Exercise directions: Return all lines of the data in which the string "name" occurs.

[Dataset rows describing interfaces]
***

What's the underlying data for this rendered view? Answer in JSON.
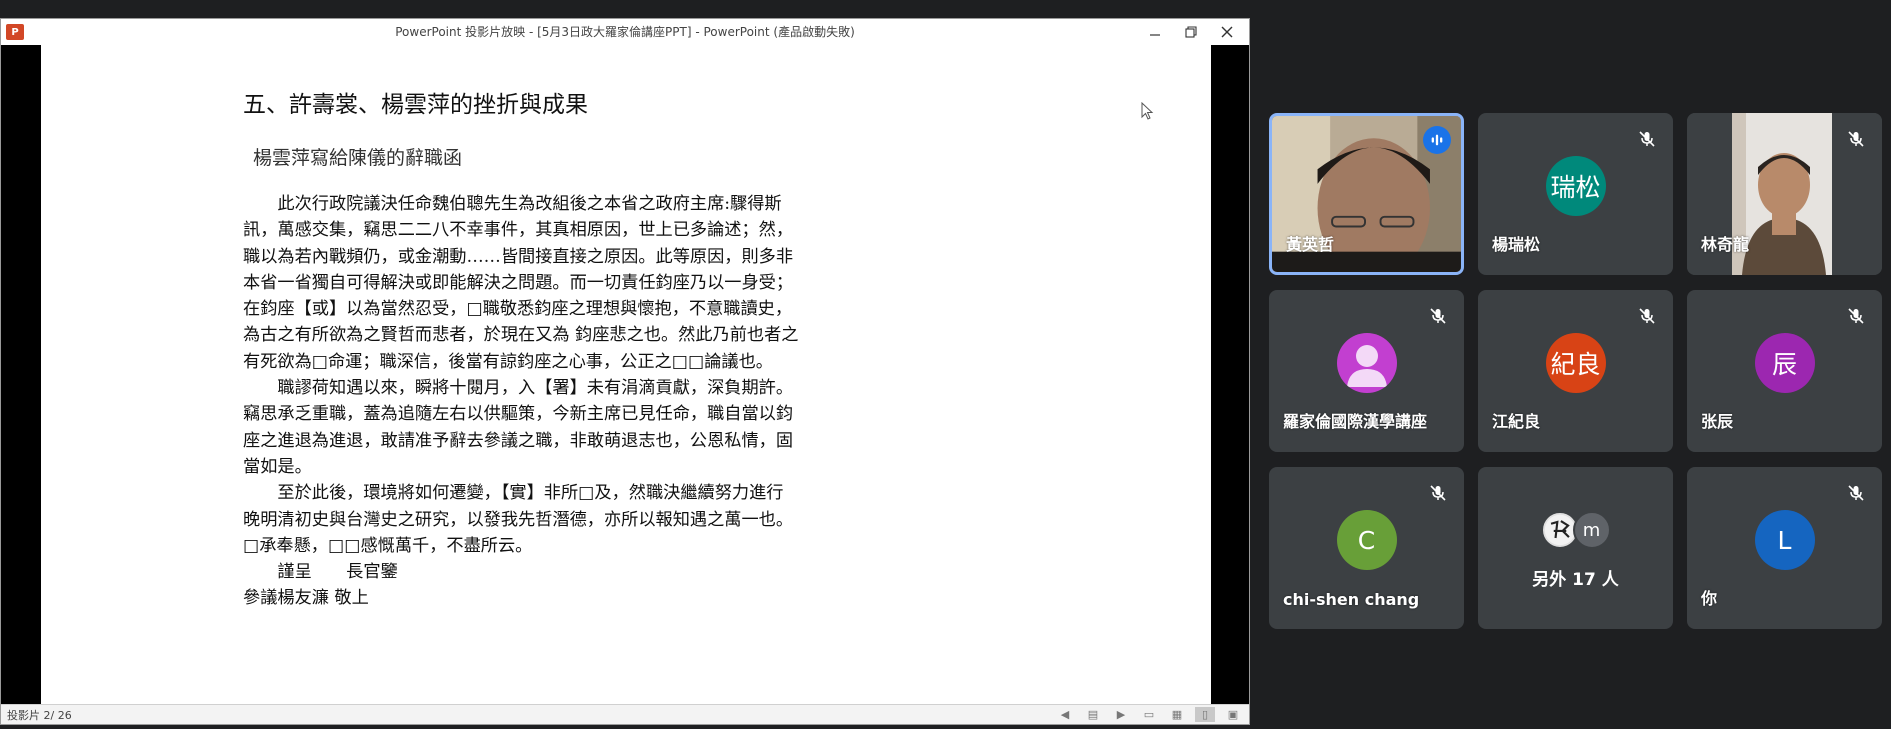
{
  "ppt": {
    "logo": "P",
    "title": "PowerPoint 投影片放映 - [5月3日政大羅家倫講座PPT] - PowerPoint (產品啟動失敗)",
    "status": "投影片 2/ 26",
    "icons": [
      "prev-icon",
      "notes-icon",
      "next-icon",
      "normal-view-icon",
      "slide-sorter-icon",
      "reading-view-icon",
      "slideshow-icon"
    ]
  },
  "slide": {
    "heading": "五、許壽裳、楊雲萍的挫折與成果",
    "subheading": "楊雲萍寫給陳儀的辭職函",
    "lines": [
      "　　此次行政院議決任命魏伯聰先生為改組後之本省之政府主席:驟得斯",
      "訊，萬感交集，竊思二二八不幸事件，其真相原因，世上已多論述；然，",
      "職以為若內戰頻仍，或金潮動……皆間接直接之原因。此等原因，則多非",
      "本省一省獨自可得解決或即能解決之問題。而一切責任鈞座乃以一身受；",
      "在鈞座【或】以為當然忍受，□職敬悉鈞座之理想與懷抱，不意職讀史，",
      "為古之有所欲為之賢哲而悲者，於現在又為 鈞座悲之也。然此乃前也者之",
      "有死欲為□命運；職深信，後當有諒鈞座之心事，公正之□□論議也。",
      "　　職謬荷知遇以來，瞬將十閱月，入【署】未有涓滴貢獻，深負期許。",
      "竊思承乏重職，蓋為追隨左右以供驅策，今新主席已見任命，職自當以鈞",
      "座之進退為進退，敢請准予辭去參議之職，非敢萌退志也，公恩私情，固",
      "當如是。",
      "　　至於此後，環境將如何遷變，【實】非所□及，然職決繼續努力進行",
      "晚明清初史與台灣史之研究，以發我先哲潛德，亦所以報知遇之萬一也。",
      "□承奉懸，□□感慨萬千，不盡所云。",
      "　　謹呈　　長官鑒",
      "參議楊友濂 敬上"
    ]
  },
  "meet": {
    "tiles": [
      {
        "name": "黃英哲",
        "type": "video",
        "speaking": true
      },
      {
        "name": "楊瑞松",
        "avatar_text": "瑞松",
        "color": "#00897b",
        "muted": true
      },
      {
        "name": "林奇龍",
        "type": "video",
        "muted": true
      },
      {
        "name": "羅家倫國際漢學講座",
        "avatar_text": "",
        "color": "#c23fd0",
        "muted": true
      },
      {
        "name": "江紀良",
        "avatar_text": "紀良",
        "color": "#d84315",
        "muted": true
      },
      {
        "name": "张辰",
        "avatar_text": "辰",
        "color": "#9c27b0",
        "muted": true
      },
      {
        "name": "chi-shen chang",
        "avatar_text": "C",
        "color": "#689f38",
        "muted": true
      },
      {
        "name": "另外 17 人",
        "mini": [
          "m"
        ],
        "color": "#5f6368"
      },
      {
        "name": "你",
        "avatar_text": "L",
        "color": "#1565c0",
        "muted": true
      }
    ]
  }
}
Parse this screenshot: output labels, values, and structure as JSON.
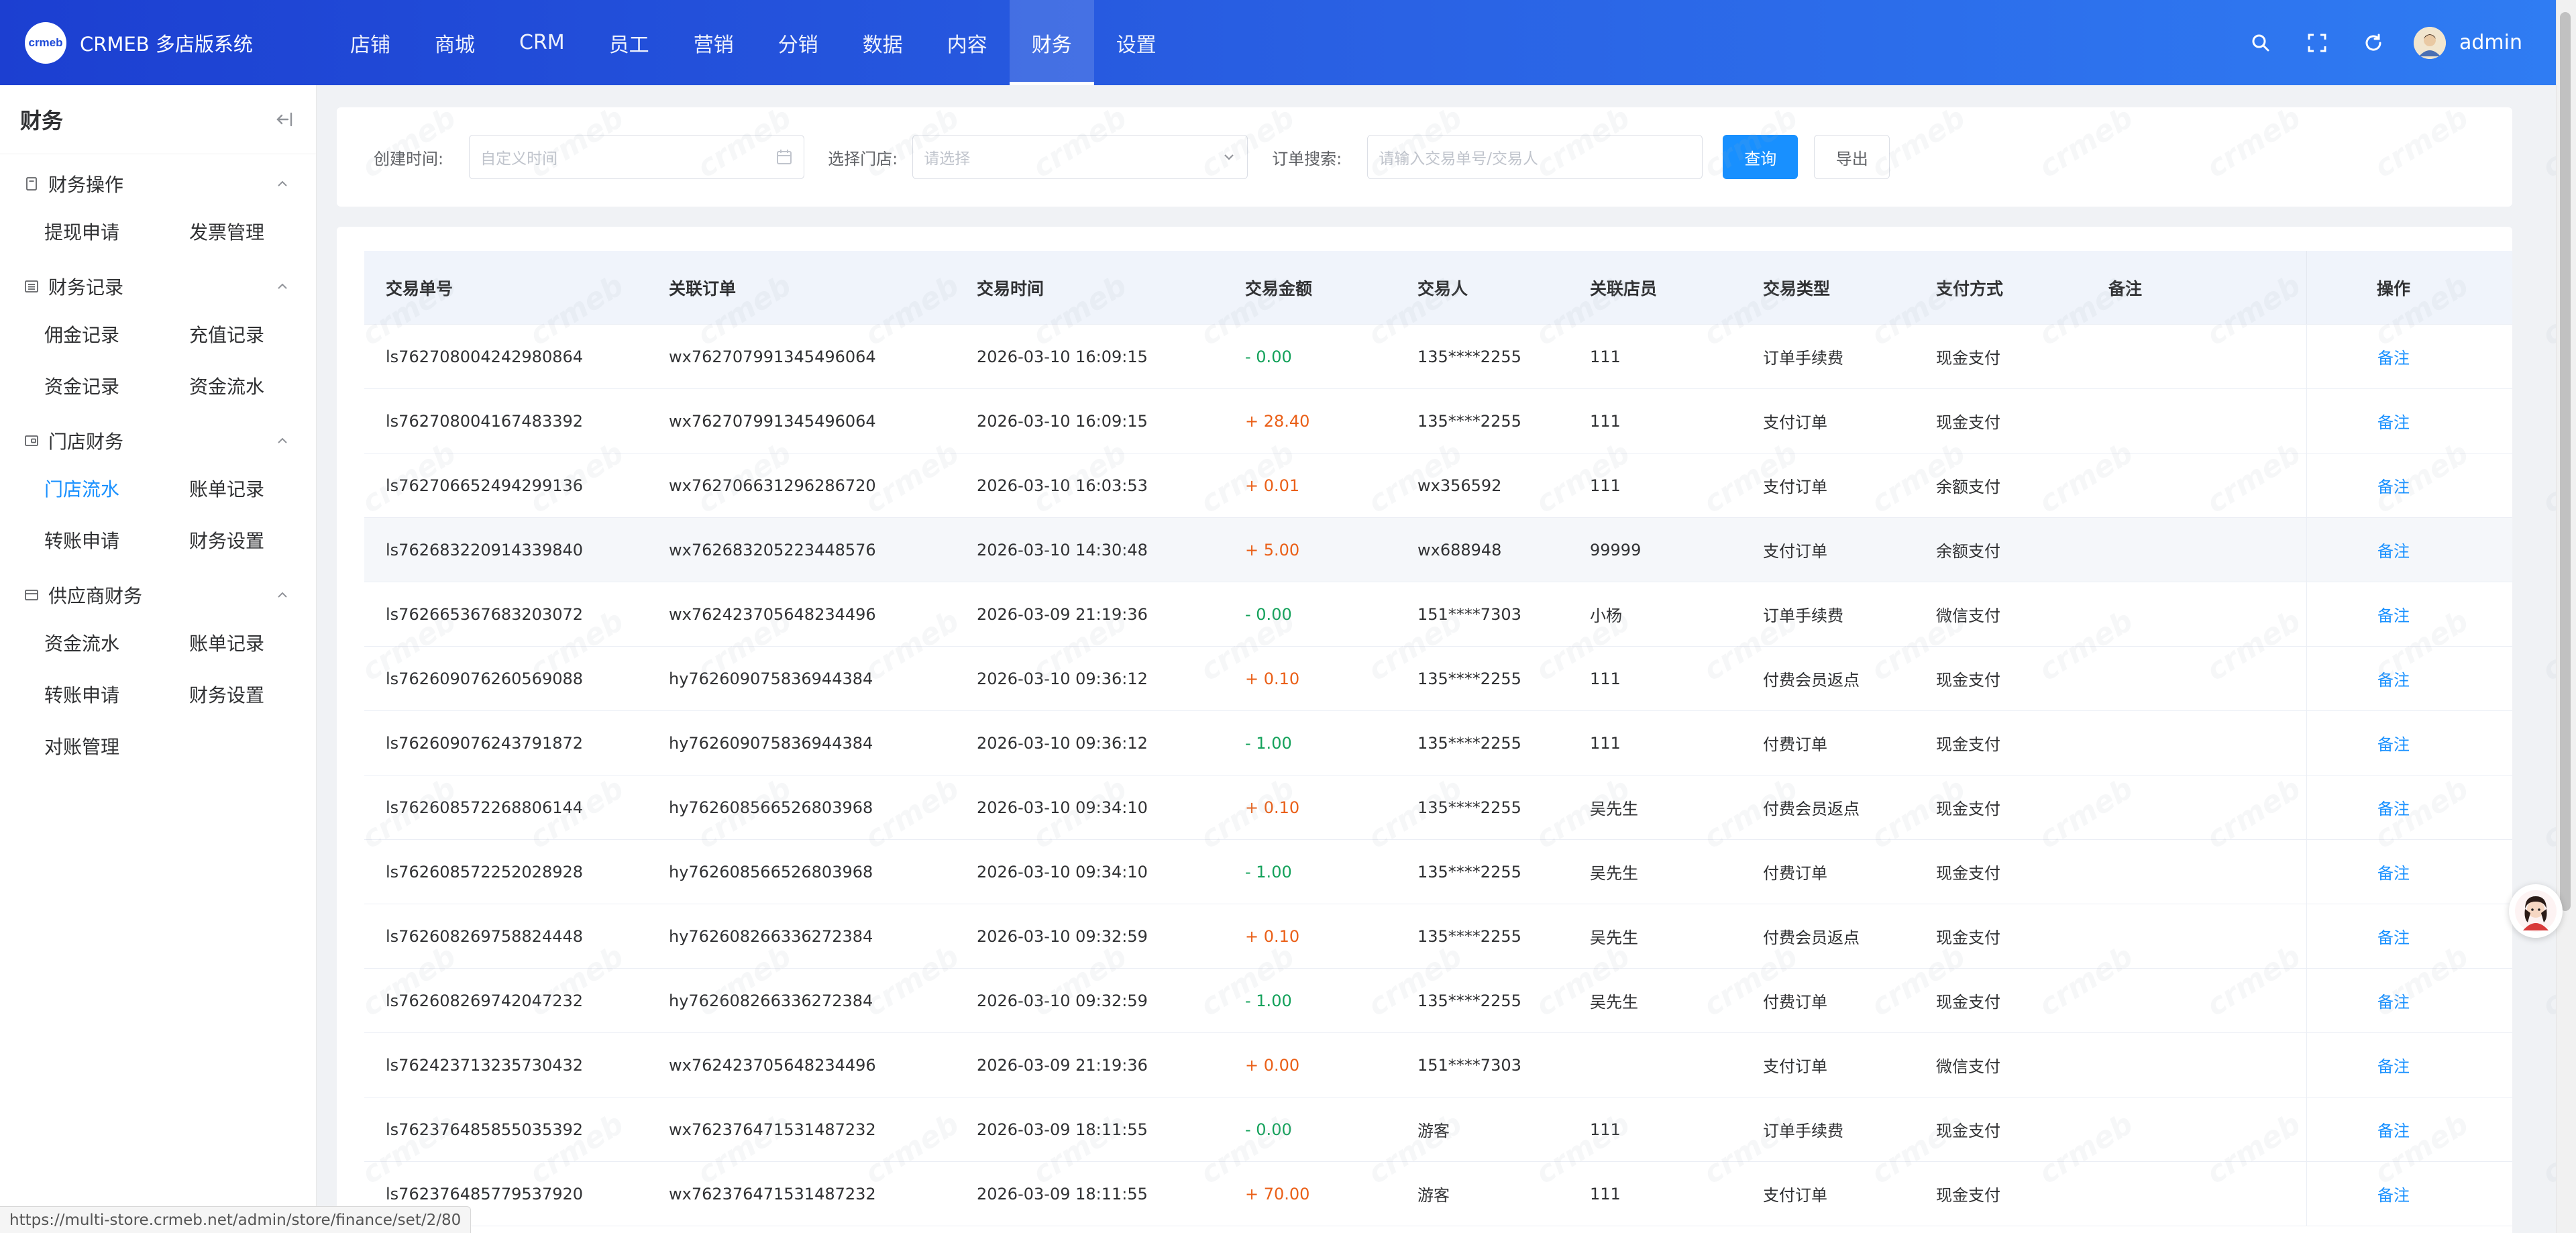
{
  "app": {
    "logo_text": "crmeb",
    "title": "CRMEB 多店版系统"
  },
  "topnav": [
    {
      "label": "店铺",
      "active": false
    },
    {
      "label": "商城",
      "active": false
    },
    {
      "label": "CRM",
      "active": false
    },
    {
      "label": "员工",
      "active": false
    },
    {
      "label": "营销",
      "active": false
    },
    {
      "label": "分销",
      "active": false
    },
    {
      "label": "数据",
      "active": false
    },
    {
      "label": "内容",
      "active": false
    },
    {
      "label": "财务",
      "active": true
    },
    {
      "label": "设置",
      "active": false
    }
  ],
  "header_icons": [
    "search-icon",
    "fullscreen-icon",
    "refresh-icon"
  ],
  "user": {
    "name": "admin"
  },
  "sidebar": {
    "title": "财务",
    "groups": [
      {
        "label": "财务操作",
        "icon": "document-icon",
        "items": [
          "提现申请",
          "发票管理"
        ]
      },
      {
        "label": "财务记录",
        "icon": "list-icon",
        "items": [
          "佣金记录",
          "充值记录",
          "资金记录",
          "资金流水"
        ]
      },
      {
        "label": "门店财务",
        "icon": "wallet-icon",
        "items": [
          "门店流水",
          "账单记录",
          "转账申请",
          "财务设置"
        ],
        "active_item": "门店流水"
      },
      {
        "label": "供应商财务",
        "icon": "card-icon",
        "items": [
          "资金流水",
          "账单记录",
          "转账申请",
          "财务设置",
          "对账管理"
        ]
      }
    ]
  },
  "filters": {
    "created_time_label": "创建时间:",
    "created_time_placeholder": "自定义时间",
    "store_label": "选择门店:",
    "store_placeholder": "请选择",
    "order_search_label": "订单搜索:",
    "order_search_placeholder": "请输入交易单号/交易人",
    "query_button": "查询",
    "export_button": "导出"
  },
  "table": {
    "columns": [
      "交易单号",
      "关联订单",
      "交易时间",
      "交易金额",
      "交易人",
      "关联店员",
      "交易类型",
      "支付方式",
      "备注",
      "操作"
    ],
    "action_label": "备注",
    "rows": [
      {
        "no": "ls762708004242980864",
        "order": "wx762707991345496064",
        "time": "2026-03-10 16:09:15",
        "amount": "- 0.00",
        "sign": "neg",
        "person": "135****2255",
        "clerk": "111",
        "type": "订单手续费",
        "pay": "现金支付",
        "remark": ""
      },
      {
        "no": "ls762708004167483392",
        "order": "wx762707991345496064",
        "time": "2026-03-10 16:09:15",
        "amount": "+ 28.40",
        "sign": "pos",
        "person": "135****2255",
        "clerk": "111",
        "type": "支付订单",
        "pay": "现金支付",
        "remark": ""
      },
      {
        "no": "ls762706652494299136",
        "order": "wx762706631296286720",
        "time": "2026-03-10 16:03:53",
        "amount": "+ 0.01",
        "sign": "pos",
        "person": "wx356592",
        "clerk": "111",
        "type": "支付订单",
        "pay": "余额支付",
        "remark": ""
      },
      {
        "no": "ls762683220914339840",
        "order": "wx762683205223448576",
        "time": "2026-03-10 14:30:48",
        "amount": "+ 5.00",
        "sign": "pos",
        "person": "wx688948",
        "clerk": "99999",
        "type": "支付订单",
        "pay": "余额支付",
        "remark": ""
      },
      {
        "no": "ls762665367683203072",
        "order": "wx762423705648234496",
        "time": "2026-03-09 21:19:36",
        "amount": "- 0.00",
        "sign": "neg",
        "person": "151****7303",
        "clerk": "小杨",
        "type": "订单手续费",
        "pay": "微信支付",
        "remark": ""
      },
      {
        "no": "ls762609076260569088",
        "order": "hy762609075836944384",
        "time": "2026-03-10 09:36:12",
        "amount": "+ 0.10",
        "sign": "pos",
        "person": "135****2255",
        "clerk": "111",
        "type": "付费会员返点",
        "pay": "现金支付",
        "remark": ""
      },
      {
        "no": "ls762609076243791872",
        "order": "hy762609075836944384",
        "time": "2026-03-10 09:36:12",
        "amount": "- 1.00",
        "sign": "neg",
        "person": "135****2255",
        "clerk": "111",
        "type": "付费订单",
        "pay": "现金支付",
        "remark": ""
      },
      {
        "no": "ls762608572268806144",
        "order": "hy762608566526803968",
        "time": "2026-03-10 09:34:10",
        "amount": "+ 0.10",
        "sign": "pos",
        "person": "135****2255",
        "clerk": "吴先生",
        "type": "付费会员返点",
        "pay": "现金支付",
        "remark": ""
      },
      {
        "no": "ls762608572252028928",
        "order": "hy762608566526803968",
        "time": "2026-03-10 09:34:10",
        "amount": "- 1.00",
        "sign": "neg",
        "person": "135****2255",
        "clerk": "吴先生",
        "type": "付费订单",
        "pay": "现金支付",
        "remark": ""
      },
      {
        "no": "ls762608269758824448",
        "order": "hy762608266336272384",
        "time": "2026-03-10 09:32:59",
        "amount": "+ 0.10",
        "sign": "pos",
        "person": "135****2255",
        "clerk": "吴先生",
        "type": "付费会员返点",
        "pay": "现金支付",
        "remark": ""
      },
      {
        "no": "ls762608269742047232",
        "order": "hy762608266336272384",
        "time": "2026-03-10 09:32:59",
        "amount": "- 1.00",
        "sign": "neg",
        "person": "135****2255",
        "clerk": "吴先生",
        "type": "付费订单",
        "pay": "现金支付",
        "remark": ""
      },
      {
        "no": "ls762423713235730432",
        "order": "wx762423705648234496",
        "time": "2026-03-09 21:19:36",
        "amount": "+ 0.00",
        "sign": "pos",
        "person": "151****7303",
        "clerk": "",
        "type": "支付订单",
        "pay": "微信支付",
        "remark": ""
      },
      {
        "no": "ls762376485855035392",
        "order": "wx762376471531487232",
        "time": "2026-03-09 18:11:55",
        "amount": "- 0.00",
        "sign": "neg",
        "person": "游客",
        "clerk": "111",
        "type": "订单手续费",
        "pay": "现金支付",
        "remark": ""
      },
      {
        "no": "ls762376485779537920",
        "order": "wx762376471531487232",
        "time": "2026-03-09 18:11:55",
        "amount": "+ 70.00",
        "sign": "pos",
        "person": "游客",
        "clerk": "111",
        "type": "支付订单",
        "pay": "现金支付",
        "remark": ""
      }
    ]
  },
  "watermark_text": "crmeb",
  "status_url": "https://multi-store.crmeb.net/admin/store/finance/set/2/80",
  "colors": {
    "primary": "#1890ff",
    "header_start": "#1c3fd1",
    "header_end": "#2f7cf3",
    "amount_positive": "#ea5f17",
    "amount_negative": "#13a15a"
  }
}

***

Output for this exercise:
        "name": "黃英哲",
        "name": "楊瑞松",
        "name": "林奇龍",
        "name": "羅家倫國際漢學講座",
        "name": "江紀良",
        "name": "张辰",
        "name": "chi-shen chang",
        "name": "另外 17 人",
        "name": "你",
    "name": "admin"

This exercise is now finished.